"I just think it was totally and utterly ridiculous to go and say something like that about the school that gave you so much and then be mad because of selfish reasons," Groves, who is now a Raiders linebacker, told AP in a phone interview Wednesday. "I have no words for them."
He said McClover "was like a brother to me." Groves said he saw his former teammate two weeks ago in Miami, and that McClover only told him HBO was doing a special on his charity.
"I said, 'OK, that's cool. Did you say anything else?'" Groves said. He said McClover responded, "Nah, I just told them about my life."
Groves said HBO contacted him and at least nine other former Auburn players for the report.
Asked if he was ever paid at Auburn, Groves responded: "Never. The only thing I got from Auburn is great memories and the Auburn (career) sack record."
McClover, who spent two years at Auburn before turning pro after the 2005 season, also said he received cash during "money handshakes" with LSU and Michigan State and received sexual favors during a visit to Ohio State.
In a statement, Michigan State spokesman John Lewandowski said, "Our compliance office was never alerted to this alleged handshake."
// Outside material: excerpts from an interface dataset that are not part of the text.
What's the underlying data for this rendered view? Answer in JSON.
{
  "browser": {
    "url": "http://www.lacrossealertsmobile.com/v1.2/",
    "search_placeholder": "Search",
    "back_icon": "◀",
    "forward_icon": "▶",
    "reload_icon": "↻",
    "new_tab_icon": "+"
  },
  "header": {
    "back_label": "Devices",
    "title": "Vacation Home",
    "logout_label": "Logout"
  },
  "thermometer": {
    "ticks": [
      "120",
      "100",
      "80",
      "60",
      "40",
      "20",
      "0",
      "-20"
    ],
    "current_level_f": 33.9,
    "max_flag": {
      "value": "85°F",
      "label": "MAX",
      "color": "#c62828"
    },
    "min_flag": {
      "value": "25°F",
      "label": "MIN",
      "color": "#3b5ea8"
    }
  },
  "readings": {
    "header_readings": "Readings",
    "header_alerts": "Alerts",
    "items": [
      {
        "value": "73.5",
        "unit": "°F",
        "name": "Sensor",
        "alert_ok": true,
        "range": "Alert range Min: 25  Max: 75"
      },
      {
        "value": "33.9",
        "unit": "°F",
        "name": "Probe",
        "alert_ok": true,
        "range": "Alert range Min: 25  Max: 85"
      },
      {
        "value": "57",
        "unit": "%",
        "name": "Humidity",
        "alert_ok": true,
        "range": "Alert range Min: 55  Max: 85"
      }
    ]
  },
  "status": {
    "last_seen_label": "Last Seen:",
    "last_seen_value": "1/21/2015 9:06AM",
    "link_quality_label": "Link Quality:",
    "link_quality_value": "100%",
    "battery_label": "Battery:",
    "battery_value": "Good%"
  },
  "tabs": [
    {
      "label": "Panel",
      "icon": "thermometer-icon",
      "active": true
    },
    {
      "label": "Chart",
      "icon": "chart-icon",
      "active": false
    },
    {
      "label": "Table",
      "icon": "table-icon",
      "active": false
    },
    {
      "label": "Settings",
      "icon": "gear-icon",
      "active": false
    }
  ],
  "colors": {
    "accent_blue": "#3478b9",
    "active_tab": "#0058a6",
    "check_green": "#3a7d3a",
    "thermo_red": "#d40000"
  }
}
Ohio State spokeswoman Shelly Poe said the school had no comment because the "the report is so far back and so many years ago and he's just coming forward with it." She said the incident described would have violated "our policies in the NCAA."
Joe Alleva, LSU's vice chancellor and athletic director, said the school would not comment but added that LSU "vigorously enforces NCAA and SEC rules and we work diligently to educate boosters on NCAA rules compliance."
HBO's Andrea Kremer, who did the interviews for the HBO report, appeared on the Dan Patrick radio show Wednesday morning and told Patrick that she tried to get Auburn coaches to comment on the allegations.
Kremer said Tuberville, the head coach during the time the players allegedly received the money "did not comment on this. We reached out on a number of different coaches, and they declined to speak to us,'' she said.
"We reached out to a lot of different people -- to boosters, to coaches, to administrators, to a number of different players -- and what's interesting is that it's an all cash business, and that gives a lot of plausible deniability...so it's difficult."
"I wanted to hear some anecdotes,'' Kremer said on the show. "I wanted to hear from some people who actually have been through it, and I think that's what we tried to provide in the story. Yeah, money handshakes. You hear about them."